On January 7, I participated in a Facebook Live event to discuss my role as Head Coach at Episcopal Community Services and how the agency is helping people move out of poverty—for good.Our chief of programs, Arley Styer, and I fielded a number of questions about our agency, our work, and some of the challenges our participants face.
In case you missed yesterday’s Facebook Live, here are some of the points we covered:
Why do we need to innovate in this sector?
Poverty in 1960 in America was 15%. In 2019, it remains 15% with an income level of approximately $22,900—unadjusted for inflation since the early 1970s, with safety net programs available at higher income levels.
However, for every dollar of additional income, benefits are reduced a dollar fifty, with some programs phasing out abruptly, or cliffing. The social service sector while providing essential services has done little to lower the level of poverty in America. In the Philadelphia region, poverty is in the 26-27% level, the highest of any major city.
Innovation is necessary, as programs at scale have not moved the needle on poverty. As an agency, we have made a commitment and investment to innovate and find programs that give our participants the opportunity to move out of poverty and stay there. Our ambition is to create scalable programs and partnerships to drive this innovation.
What do you mean when you say ECS is moving into the change business?
One could look at the many of the programs in social services and government that serve individuals living in poverty and make the argument that they are more about maintaining individuals, rather than driving change in individuals’ economic levels. We provide maintenance programs that provide stability and prevention—as do many well run agencies. However, poverty remains the dominant domestic long-term challenge costing some $60,000 per individual per year according to Pew studies.
In addition, no one living in poverty wants to be in poverty. In fact, individuals living with poverty are some of the most resilient people I know. At ECS, our focus is to create programs that drive economic change in individuals’ lives.
The long-term sustainable way out of poverty is a job at or above a living wage with benefits and a career path. Simply put: That is the change want for our participants.
As a result of our strategic plan (where we identified intergenerational poverty as our focus), we have identified brain science-based approaches that support individuals in poverty in order to help them lift themselves out of poverty.

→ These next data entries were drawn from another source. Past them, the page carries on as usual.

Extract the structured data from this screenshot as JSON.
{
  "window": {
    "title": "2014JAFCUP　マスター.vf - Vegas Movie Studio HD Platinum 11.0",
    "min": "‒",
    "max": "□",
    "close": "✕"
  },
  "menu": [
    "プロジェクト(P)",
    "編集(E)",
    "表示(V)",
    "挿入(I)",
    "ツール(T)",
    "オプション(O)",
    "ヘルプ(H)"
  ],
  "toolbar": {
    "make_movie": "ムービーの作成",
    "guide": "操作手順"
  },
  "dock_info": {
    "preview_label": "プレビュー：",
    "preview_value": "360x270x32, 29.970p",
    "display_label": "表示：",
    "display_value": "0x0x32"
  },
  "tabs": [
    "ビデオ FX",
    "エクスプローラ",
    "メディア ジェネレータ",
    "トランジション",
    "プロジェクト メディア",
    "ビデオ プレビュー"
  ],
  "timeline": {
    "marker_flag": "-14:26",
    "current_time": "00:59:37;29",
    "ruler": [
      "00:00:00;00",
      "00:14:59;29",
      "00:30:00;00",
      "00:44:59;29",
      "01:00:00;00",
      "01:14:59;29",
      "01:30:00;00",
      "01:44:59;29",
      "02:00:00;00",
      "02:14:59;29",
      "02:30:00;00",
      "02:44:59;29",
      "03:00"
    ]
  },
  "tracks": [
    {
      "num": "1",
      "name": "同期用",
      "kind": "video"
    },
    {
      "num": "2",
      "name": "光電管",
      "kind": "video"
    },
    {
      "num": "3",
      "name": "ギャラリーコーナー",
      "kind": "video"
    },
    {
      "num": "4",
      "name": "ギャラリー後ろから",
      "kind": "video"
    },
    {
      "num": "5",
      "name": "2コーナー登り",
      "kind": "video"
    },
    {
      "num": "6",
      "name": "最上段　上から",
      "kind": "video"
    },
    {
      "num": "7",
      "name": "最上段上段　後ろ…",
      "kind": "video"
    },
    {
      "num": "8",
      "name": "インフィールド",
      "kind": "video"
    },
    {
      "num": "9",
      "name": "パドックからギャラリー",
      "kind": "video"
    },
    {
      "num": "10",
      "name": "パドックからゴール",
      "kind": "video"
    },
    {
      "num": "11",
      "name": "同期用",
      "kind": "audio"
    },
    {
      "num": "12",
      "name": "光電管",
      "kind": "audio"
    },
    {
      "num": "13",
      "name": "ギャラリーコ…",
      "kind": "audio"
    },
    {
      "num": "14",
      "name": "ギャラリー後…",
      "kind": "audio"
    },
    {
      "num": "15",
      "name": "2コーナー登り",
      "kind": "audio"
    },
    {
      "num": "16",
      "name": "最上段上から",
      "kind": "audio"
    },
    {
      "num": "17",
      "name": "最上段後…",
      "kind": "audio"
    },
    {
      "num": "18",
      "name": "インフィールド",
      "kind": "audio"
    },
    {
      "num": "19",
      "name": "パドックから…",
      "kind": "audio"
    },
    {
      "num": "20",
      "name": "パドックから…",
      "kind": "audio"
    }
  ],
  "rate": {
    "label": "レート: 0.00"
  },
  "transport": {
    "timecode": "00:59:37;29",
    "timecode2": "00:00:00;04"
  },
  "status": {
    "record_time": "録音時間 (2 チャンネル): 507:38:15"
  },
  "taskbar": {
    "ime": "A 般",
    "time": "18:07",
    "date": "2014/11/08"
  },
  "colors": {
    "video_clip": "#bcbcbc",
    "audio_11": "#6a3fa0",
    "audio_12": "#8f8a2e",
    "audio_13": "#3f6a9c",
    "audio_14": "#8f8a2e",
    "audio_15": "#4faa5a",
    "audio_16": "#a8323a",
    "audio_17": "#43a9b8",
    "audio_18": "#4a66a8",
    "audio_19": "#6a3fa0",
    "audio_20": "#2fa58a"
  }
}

This approach is currently in use in some 80 other agencies around the country and has been shown to have significant results.
We are the only agency in Philadelphia using this approach. However, another change we hope to drive is to share our learnings and experiences and partner with other like-minded agencies. Maintenance has it place in our work, but long-term, we want to be in the change business.
You also refer to yourself as head coach. What is that in reference to?
The brain-based science that shapes our programs is based on a coaching model with financial incentives. Traditional case management often takes the form of telling a participant what to do or how to do an activity. Fill out this form; go to this agency; etc. To use the parable giving people a fish, coaching is about teaching people how to fish.
Our MindSet program uses coaching to help people assess where they are and what goals they have to improve their status. By coaching, setting goals, and providing financial rewards when goals are achieved, we teach people to fish.
My job is to hire and develop talent that is outstanding at this work, and to provide the best environment so they can do their best work. My title of Head Coach it is to remind my staff that we are all about coaching—not just our participants, but each other. It also gives me an opportunity to explain our focus as an agency to stakeholders after passing them my business card with this title printed.
Okay, last Dave-ism: What do you mean when you say we are working against the SPPs?
SPP is an acronym for “Stupid Public Policy.” Another part of our strategic plan is the creation of an advocacy effort in partnership with our stakeholders. Our focus is to advocate for changes to public policy and for regulations that are not in the best interest of our participants—and, in turn, our region. Many programs have not adapted with the times, and changes to them can and will drive significant impact at scale.
Internally we’ve been talking the three-legged stool of our programs: stability, prevention, and transformation. What do these mean to you? Do you think we need all of them?
Yes, we do need all of them. If you put these terms in the context of maintenance vs. change, it really frames out work. Remember, we have been at it for nearly 150 years, and many of our programs are well-established and well-regarded.
I think of our shelter and housing programs as providing stability for some of our most vulnerable participants. I think of our Out of School (OST) programs as prevention. They provide significant future opportunity for the student in our program as well as affordable childcare for working parents. Mindset and our workforce development program, the RISE Initiative, are all about driving economic transformation for individuals.
We also provide significant, and compassionate, volunteer opportunities through our senior visitation program, meal and gift delivery drives, and through various parish supported programs and partnerships.
And our coaching model is improving the quality of our work in all of our program areas—not just MindSet.
Over time, I would like the mix of stability, prevention, and transformation to shift more to transformational impact. As we partner with other agencies, I think just that will occur.